Currently, we have 3 Stored Procedures to simply cut down on the number of pings to the database. Hopefully we can export some of that logic out to Transactions. Although we have a few SPs in the database, we leverage most of the other data access entirely through SubSonic.
IPrincipal and IIdentity
The IPrincipal (SubSonicPrincipal class) and IIdentity (SubSonicIdentity class) interfaces are interfaces that tell ASP.NET about your users. They get shoved into the HttpContext.Current.User property. SubSonicIdentity just contains your username and whether the current user is authenticated. IPrincipal stores the Identity and roles (if enabled). I will detail how we push this in in the SubSonic Security Module Section.
SubSonic Security Module
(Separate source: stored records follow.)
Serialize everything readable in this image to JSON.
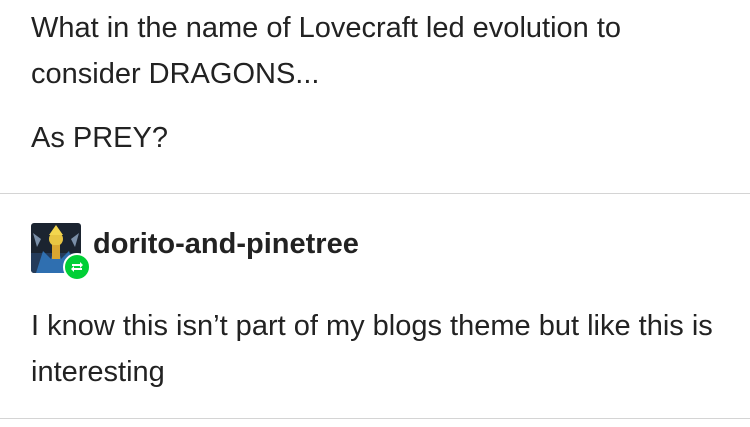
{
  "original_post": {
    "line1": "What in the name of Lovecraft led evolution to consider DRAGONS...",
    "line2": "As PREY?"
  },
  "reblog": {
    "username": "dorito-and-pinetree",
    "text": "I know this isn’t part of my blogs theme but like this is interesting",
    "avatar_icon": "avatar-image",
    "badge_icon": "reblog-icon",
    "badge_color": "#00cf35"
  }
}
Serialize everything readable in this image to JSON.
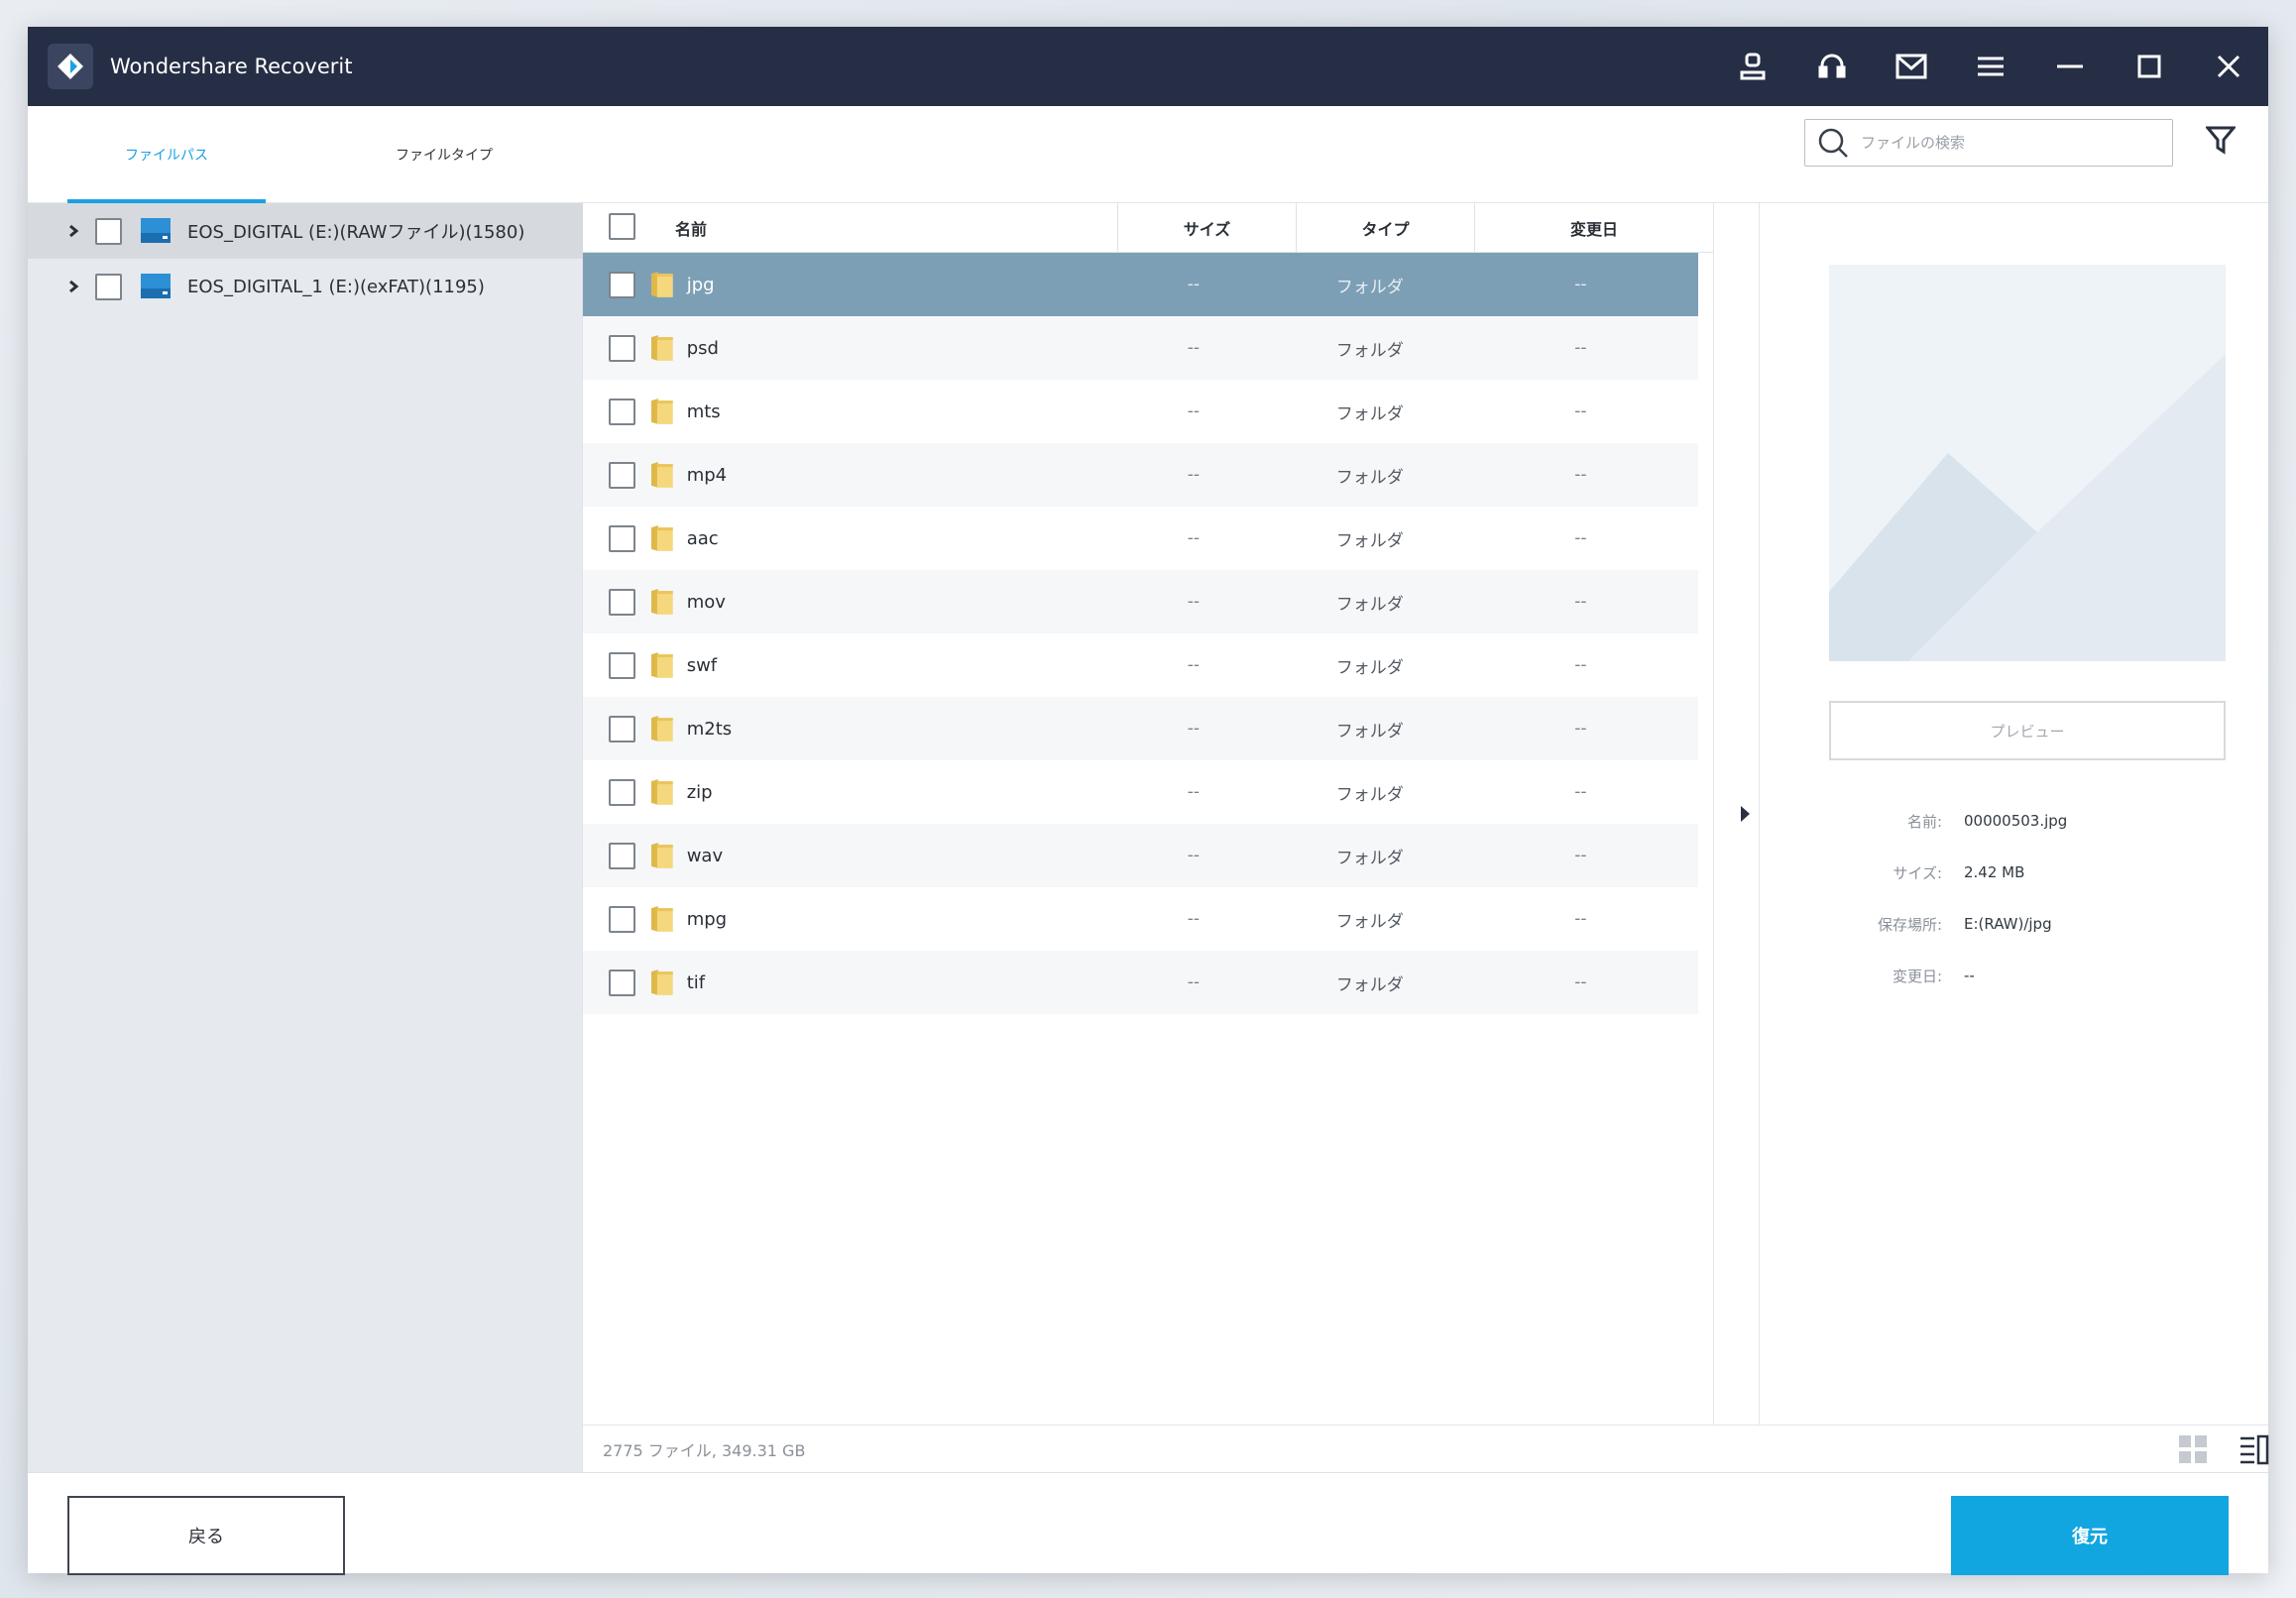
{
  "app": {
    "title": "Wondershare Recoverit"
  },
  "titlebar": {
    "buttons": [
      "account-icon",
      "support-headset-icon",
      "mail-icon",
      "menu-icon",
      "minimize-icon",
      "maximize-icon",
      "close-icon"
    ]
  },
  "left_tabs": [
    {
      "label": "ファイルパス",
      "active": true
    },
    {
      "label": "ファイルタイプ",
      "active": false
    }
  ],
  "tree": [
    {
      "label": "EOS_DIGITAL (E:)(RAWファイル)(1580)",
      "selected": true
    },
    {
      "label": "EOS_DIGITAL_1 (E:)(exFAT)(1195)",
      "selected": false
    }
  ],
  "search": {
    "placeholder": "ファイルの検索",
    "value": ""
  },
  "table": {
    "headers": {
      "name": "名前",
      "size": "サイズ",
      "type": "タイプ",
      "date": "変更日"
    },
    "rows": [
      {
        "name": "jpg",
        "size": "--",
        "type": "フォルダ",
        "date": "--",
        "selected": true
      },
      {
        "name": "psd",
        "size": "--",
        "type": "フォルダ",
        "date": "--"
      },
      {
        "name": "mts",
        "size": "--",
        "type": "フォルダ",
        "date": "--"
      },
      {
        "name": "mp4",
        "size": "--",
        "type": "フォルダ",
        "date": "--"
      },
      {
        "name": "aac",
        "size": "--",
        "type": "フォルダ",
        "date": "--"
      },
      {
        "name": "mov",
        "size": "--",
        "type": "フォルダ",
        "date": "--"
      },
      {
        "name": "swf",
        "size": "--",
        "type": "フォルダ",
        "date": "--"
      },
      {
        "name": "m2ts",
        "size": "--",
        "type": "フォルダ",
        "date": "--"
      },
      {
        "name": "zip",
        "size": "--",
        "type": "フォルダ",
        "date": "--"
      },
      {
        "name": "wav",
        "size": "--",
        "type": "フォルダ",
        "date": "--"
      },
      {
        "name": "mpg",
        "size": "--",
        "type": "フォルダ",
        "date": "--"
      },
      {
        "name": "tif",
        "size": "--",
        "type": "フォルダ",
        "date": "--"
      }
    ]
  },
  "preview": {
    "button_label": "プレビュー",
    "meta": [
      {
        "label": "名前:",
        "value": "00000503.jpg"
      },
      {
        "label": "サイズ:",
        "value": "2.42 MB"
      },
      {
        "label": "保存場所:",
        "value": "E:(RAW)/jpg"
      },
      {
        "label": "変更日:",
        "value": "--"
      }
    ]
  },
  "status": {
    "text": "2775 ファイル, 349.31 GB"
  },
  "footer": {
    "back_label": "戻る",
    "recover_label": "復元"
  },
  "colors": {
    "accent": "#12a6e0",
    "titlebar": "#252e45",
    "selected_row": "#7d9fb6"
  }
}
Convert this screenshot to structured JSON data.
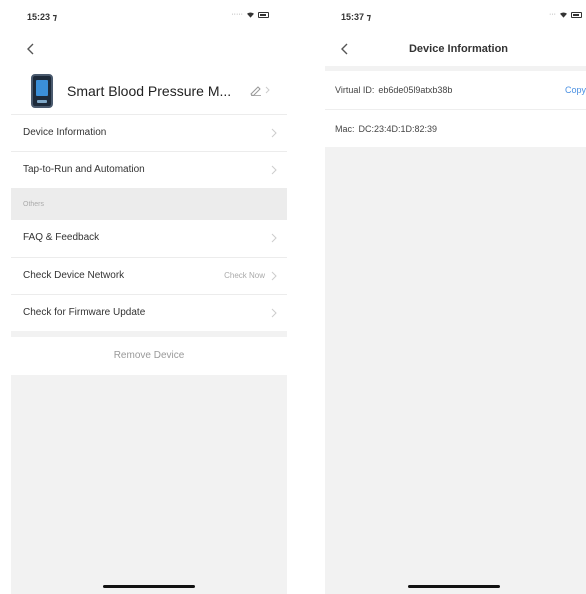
{
  "left_screen": {
    "status": {
      "time": "15:23 ⁊"
    },
    "device": {
      "name": "Smart Blood Pressure M..."
    },
    "menu_top": [
      {
        "label": "Device Information"
      },
      {
        "label": "Tap-to-Run and Automation"
      }
    ],
    "section_title": "Others",
    "menu_others": [
      {
        "label": "FAQ & Feedback",
        "value": ""
      },
      {
        "label": "Check Device Network",
        "value": "Check Now"
      },
      {
        "label": "Check for Firmware Update",
        "value": ""
      }
    ],
    "remove_label": "Remove Device"
  },
  "right_screen": {
    "status": {
      "time": "15:37 ⁊"
    },
    "title": "Device Information",
    "virtual_id": {
      "label": "Virtual ID:",
      "value": "eb6de05l9atxb38b",
      "action": "Copy"
    },
    "mac": {
      "label": "Mac:",
      "value": "DC:23:4D:1D:82:39"
    }
  },
  "colors": {
    "background": "#f2f2f2",
    "panel": "#ffffff",
    "link": "#4a90e2",
    "muted": "#aaaaaa"
  }
}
Once the SubSonic Security module is loaded, the HttpApplication is told that it should fire the OnPostAuthenticateRequest method. The OnPostAuthenticateRequest method basically checks if the user is indeed supposed to be authenticated (indicated from the HttpContext.Current.User IIdentity). If the user is supposed to be authenticated, it pulls the password and username stored in a cookie and actually validates them again. Then it sets the IPrinciapal accordingly. To fix the new SubSonic Forums, I just cut out some of the functionality of this method to get a quick fix. Just today I went back in and fixed the logic and made double sure that the user was authenticated. I will check that code in and it will be all good :)
To wrap this baby up in the most customizable way, we define our own Membership configuration with the typical properties such as password format, password length, etc but also some of our custom settings such as caching the user. It's not real hard to plug into your application, it just takes some thinking on your part as to how you want your membership provider configured.
Why use the ASP.NET Provider model for Membership and Roles
The ASP.NET Provider model for Membership and Roles allows a standard way of coding out membership functionality into a web application. Some people have recently just stopped using the Membership provider and have just used their own logic. I completely understand why (mostly because of ASP.NET's built-in membership controls). Use of the ASP.NET Provider model for Membership, Roles, Sitemaps, whatever, is an architectural choice! The aim for this project is to simply offer the option in a clean and customizable way using SubSonic. It offers something a little different from the typical SQL Membership/Roles/Profiles route.
Coming up next....
Hopefully I can go in and really tune the providers up to a better quality than they currently reside. That said, if any SubSonic devs, Halawai devs, or developers who know SubSonic, let me know and I will add you as a contributor.
I will give another update to the progress once I sit down and start to extend the SubSonic providers a little more. Hopefully this gives you a better view architecturally to the SubSonic providers that I built. Hopefully you will find them as useful as I do :) So hop on over to the project site and give it a try.
After some delay (and an EXCELLENT recovery by the ASP.NET team ;) we can now DOWNLOAD ASP.NET MVC!
Trust me, it takes a while :)
Let the mass blogging begin!